### What is being asked
Pictures aside, output each record exactly.

[Dataset rows describing interfaces]
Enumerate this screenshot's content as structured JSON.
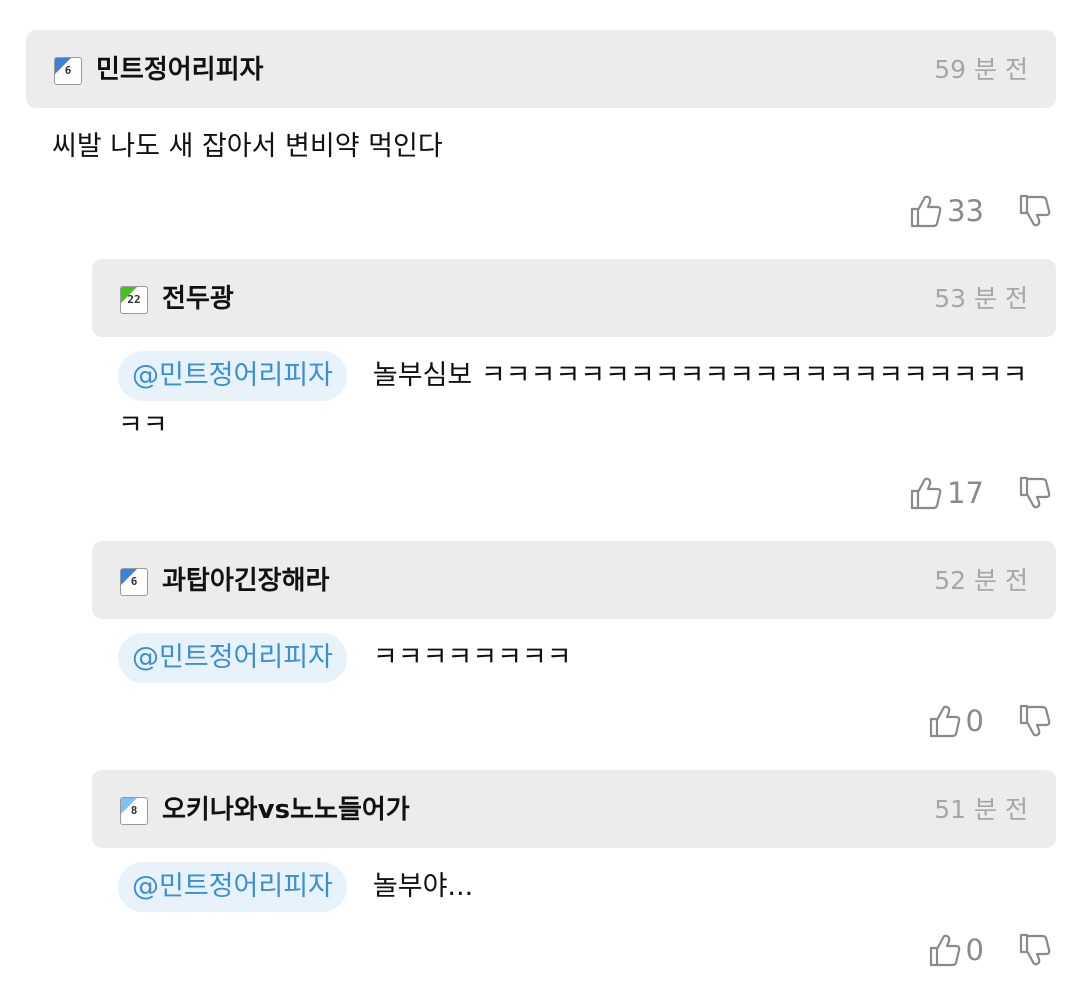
{
  "comments": [
    {
      "nickname": "민트정어리피자",
      "level_badge": "6",
      "time": "59 분 전",
      "mention": "",
      "text": "씨발 나도 새 잡아서 변비약 먹인다",
      "likes": "33"
    },
    {
      "nickname": "전두광",
      "level_badge": "22",
      "time": "53 분 전",
      "mention": "@민트정어리피자",
      "text": "놀부심보 ㅋㅋㅋㅋㅋㅋㅋㅋㅋㅋㅋㅋㅋㅋㅋㅋㅋㅋㅋㅋㅋㅋㅋㅋ",
      "likes": "17"
    },
    {
      "nickname": "과탑아긴장해라",
      "level_badge": "6",
      "time": "52 분 전",
      "mention": "@민트정어리피자",
      "text": "ㅋㅋㅋㅋㅋㅋㅋㅋ",
      "likes": "0"
    },
    {
      "nickname": "오키나와vs노노들어가",
      "level_badge": "8",
      "time": "51 분 전",
      "mention": "@민트정어리피자",
      "text": "놀부야...",
      "likes": "0"
    }
  ],
  "icons": {
    "like": "thumbs-up-outline-icon",
    "dislike": "thumbs-down-outline-icon"
  },
  "colors": {
    "header_bg": "#ececec",
    "mention_bg": "#e7f2fb",
    "mention_text": "#3b8fd8",
    "time_text": "#a6a6a6",
    "vote_text": "#8a8a8a"
  }
}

### Exercise answer
Enumerate this screenshot's content as structured JSON.
{
  "comments": [
    {
      "nickname": "민트정어리피자",
      "level_badge": "6",
      "time": "59 분 전",
      "mention": "",
      "text": "씨발 나도 새 잡아서 변비약 먹인다",
      "likes": "33"
    },
    {
      "nickname": "전두광",
      "level_badge": "22",
      "time": "53 분 전",
      "mention": "@민트정어리피자",
      "text": "놀부심보 ㅋㅋㅋㅋㅋㅋㅋㅋㅋㅋㅋㅋㅋㅋㅋㅋㅋㅋㅋㅋㅋㅋㅋㅋ",
      "likes": "17"
    },
    {
      "nickname": "과탑아긴장해라",
      "level_badge": "6",
      "time": "52 분 전",
      "mention": "@민트정어리피자",
      "text": "ㅋㅋㅋㅋㅋㅋㅋㅋ",
      "likes": "0"
    },
    {
      "nickname": "오키나와vs노노들어가",
      "level_badge": "8",
      "time": "51 분 전",
      "mention": "@민트정어리피자",
      "text": "놀부야...",
      "likes": "0"
    }
  ],
  "icons": {
    "like": "thumbs-up-outline-icon",
    "dislike": "thumbs-down-outline-icon"
  },
  "colors": {
    "header_bg": "#ececec",
    "mention_bg": "#e7f2fb",
    "mention_text": "#3b8fd8",
    "time_text": "#a6a6a6",
    "vote_text": "#8a8a8a"
  }
}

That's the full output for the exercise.